MWANZA, Malawi: Mozambican refugees are flooding into Malawi by the hundreds, recounting how government forces are torching their homes and barns in the hunt for supporters of Renamo opposition leader Afonso Dhlakama, who aims to seize power in six provinces.
The 63-year-old former rebel leader’s bid rekindles tensions in the southern African country thought to have been buried 24 years ago.
“The soldiers came in government vehicles to burn houses and maize barns and accused us of sheltering Renamo soldiers,” farmer Omali Ibrahim, 47, told AFP on arriving at the Kapise refugee camp in Malawi’s southern district of Mwanza with his wife and five children.
Ibrahim and his wife and five children were among some 300 refugees, many of them women and children, who trudged into the camp under scorching sun on just one day last week.
Most had walked several days to reach Kapise camp, just 500 meters from the border with Mozambique’s Tete province.
The camp now houses 1,580 people — up from 300 in June last year.
Dhlakama, who led Renamo in a 16-year civil war that ended in 1992, has refused to accept the results of 2014 elections, which saw him beaten once again by his old enemy, the Frelimo party led by President Filipe Nyusi.
Sporadic clashes between Renamo and government forces have taken place in recent months, but tensions rose further when Dhlakama vowed on December 16 to take power by March in six of Mozambique’s 11 provinces.

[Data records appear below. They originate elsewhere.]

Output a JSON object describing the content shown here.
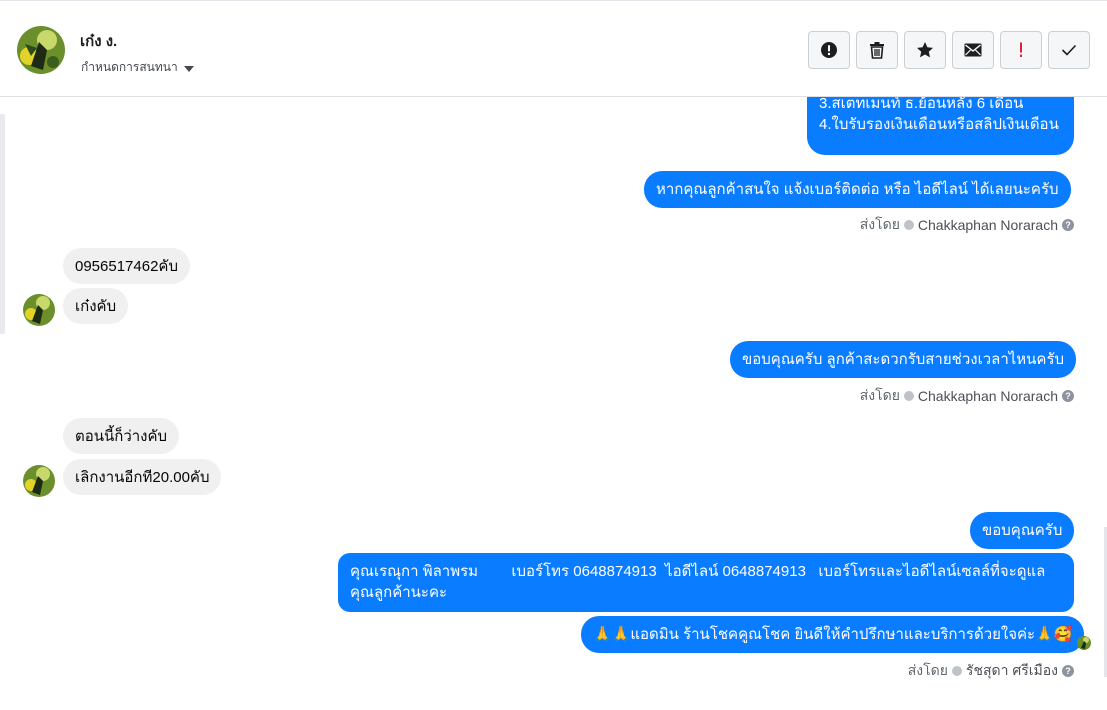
{
  "header": {
    "contact_name": "เก๋ง ง.",
    "assign_label": "กำหนดการสนทนา"
  },
  "toolbar": {
    "icons": [
      "alert-circle-icon",
      "trash-icon",
      "star-icon",
      "mail-icon",
      "exclamation-icon",
      "check-icon"
    ]
  },
  "messages": {
    "m1_line1": "3.สเตทเมนท์ ธ.ย้อนหลัง 6 เดือน",
    "m1_line2": "4.ใบรับรองเงินเดือนหรือสลิปเงินเดือน",
    "m2": "หากคุณลูกค้าสนใจ แจ้งเบอร์ติดต่อ หรือ ไอดีไลน์ ได้เลยนะครับ",
    "m3": "0956517462คับ",
    "m4": "เก๋งคับ",
    "m5": "ขอบคุณครับ ลูกค้าสะดวกรับสายช่วงเวลาไหนครับ",
    "m6": "ตอนนี้ก็ว่างคับ",
    "m7": "เลิกงานอีกที20.00คับ",
    "m8": "ขอบคุณครับ",
    "m9_line1": "คุณเรณุกา พิลาพรม        เบอร์โทร 0648874913  ไอดีไลน์ 0648874913   เบอร์โทรและไอดีไลน์เซลล์ที่จะดูแล",
    "m9_line2": "คุณลูกค้านะคะ",
    "m10": "🙏🙏แอดมิน ร้านโชคคูณโชค ยินดีให้คำปรึกษาและบริการด้วยใจค่ะ🙏🥰"
  },
  "sent_by": {
    "prefix": "ส่งโดย",
    "agent1": "Chakkaphan Norarach",
    "agent2": "Chakkaphan Norarach",
    "agent3": "รัชสุดา ศรีเมือง"
  },
  "colors": {
    "outgoing": "#0a7cff",
    "incoming": "#f0f0f0"
  }
}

Tete is one of the six, all of them located in the center and north of the country.
Dhlakama said he would gain ground thanks to public support, but warned he would retaliate with force if the government tried to prevent his takeover.
The account of rampaging government troops told by farmer Ibrahim was supported by several other families at the camp when an AFP team visited last week.
“We could’ve been killed by government soldiers if we hadn’t hidden in the bush for two days,” said Luciano Laitoni, 60, who arrived with his visibly exhausted wife and five children.
“Our house and a barn full of maize were burnt, but thanks we are here safely,” said Laitoni, carrying the few possessions he managed to salvage.
Flora Manuel, 25, who arrived at the camp with six children and her husband, also said her house was torched and her animals slaughtered.
“All our livestock of 16 pigs and six goats were killed and a barn full of maize burnt, but luckily we survived and ran away,” she said.
Charles Luka said he was not at home when his house was burnt down and has been unable to find his wife and two daughters.
“We are simply farmers and I have never seen a Renamo soldier. We are not Renamo,” Luka said.